Data listing:
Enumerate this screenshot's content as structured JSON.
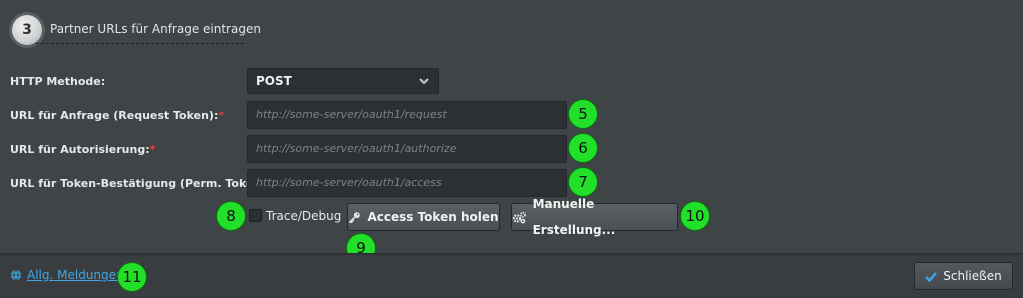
{
  "step": {
    "number": "3",
    "title": "Partner URLs für Anfrage eintragen"
  },
  "form": {
    "http_method": {
      "label": "HTTP Methode:",
      "value": "POST"
    },
    "request_url": {
      "label": "URL für Anfrage (Request Token):",
      "required": "*",
      "placeholder": "http://some-server/oauth1/request"
    },
    "authorize_url": {
      "label": "URL für Autorisierung:",
      "required": "*",
      "placeholder": "http://some-server/oauth1/authorize"
    },
    "access_url": {
      "label": "URL für Token-Bestätigung (Perm. Token):",
      "required": "*",
      "placeholder": "http://some-server/oauth1/access"
    },
    "trace_debug": {
      "label": "Trace/Debug",
      "checked": false
    }
  },
  "buttons": {
    "access_token": "Access Token holen",
    "manual": "Manuelle Erstellung..."
  },
  "footer": {
    "messages_link": "Allg. Meldungen",
    "close_label": "Schließen"
  },
  "badges": [
    "5",
    "6",
    "7",
    "8",
    "9",
    "10",
    "11"
  ],
  "colors": {
    "badge": "#22e02a",
    "link": "#3ea7e6",
    "required": "#e63b3b",
    "check": "#3ea7e6"
  },
  "icons": {
    "select": "chevron-down-icon",
    "access_token": "key-icon",
    "manual": "gears-icon",
    "messages": "globe-icon",
    "close": "checkmark-icon"
  }
}
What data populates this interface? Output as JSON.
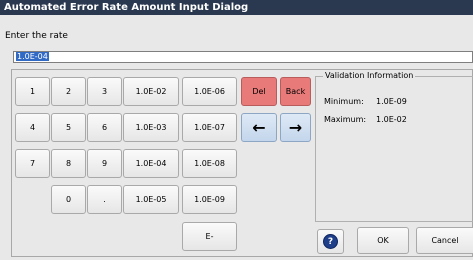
{
  "window": {
    "title": "Automated Error Rate Amount Input Dialog"
  },
  "prompt": "Enter the rate",
  "rate_value": "1.0E-04",
  "keypad": {
    "k1": "1",
    "k2": "2",
    "k3": "3",
    "k4": "4",
    "k5": "5",
    "k6": "6",
    "k7": "7",
    "k8": "8",
    "k9": "9",
    "k0": "0",
    "dot": ".",
    "e02": "1.0E-02",
    "e03": "1.0E-03",
    "e04": "1.0E-04",
    "e05": "1.0E-05",
    "e06": "1.0E-06",
    "e07": "1.0E-07",
    "e08": "1.0E-08",
    "e09": "1.0E-09",
    "del": "Del",
    "back": "Back",
    "e_minus": "E-"
  },
  "validation": {
    "legend": "Validation Information",
    "min_label": "Minimum:",
    "min_value": "1.0E-09",
    "max_label": "Maximum:",
    "max_value": "1.0E-02"
  },
  "buttons": {
    "ok": "OK",
    "cancel": "Cancel"
  },
  "colors": {
    "titlebar": "#2b3950",
    "del_back": "#e87a7a",
    "arrows": "#c4d6ec"
  },
  "icons": {
    "left": "arrow-left-icon",
    "right": "arrow-right-icon",
    "help": "help-icon"
  }
}
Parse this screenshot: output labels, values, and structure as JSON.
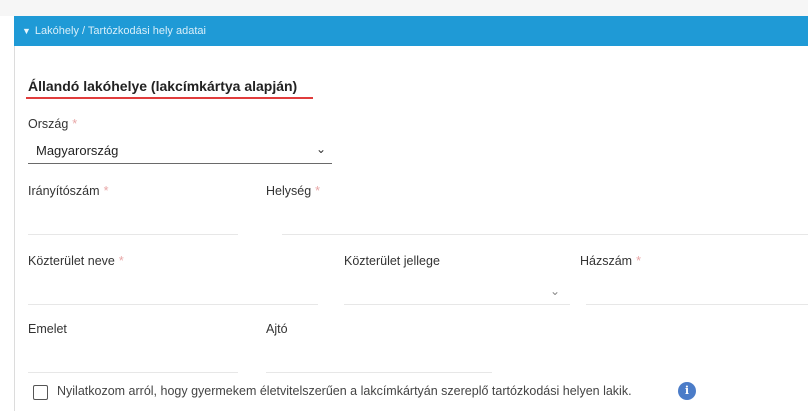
{
  "panel": {
    "header_label": "Lakóhely / Tartózkodási hely adatai"
  },
  "section": {
    "title": "Állandó lakóhelye (lakcímkártya alapján)"
  },
  "form": {
    "country_label": "Ország",
    "country_value": "Magyarország",
    "zip_label": "Irányítószám",
    "city_label": "Helység",
    "street_name_label": "Közterület neve",
    "street_type_label": "Közterület jellege",
    "house_number_label": "Házszám",
    "floor_label": "Emelet",
    "door_label": "Ajtó",
    "required_mark": "*",
    "declaration_text": "Nyilatkozom arról, hogy gyermekem életvitelszerűen a lakcímkártyán szereplő tartózkodási helyen lakik."
  },
  "icons": {
    "chevron_down": "⌄",
    "info": "i"
  },
  "colors": {
    "header_bg": "#1f9ad6",
    "title_underline": "#e03c3c",
    "info_icon": "#4b7cc8"
  }
}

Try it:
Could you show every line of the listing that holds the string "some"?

Task output:
      "placeholder": "http://some-server/oauth1/request"
      "placeholder": "http://some-server/oauth1/authorize"
      "placeholder": "http://some-server/oauth1/access"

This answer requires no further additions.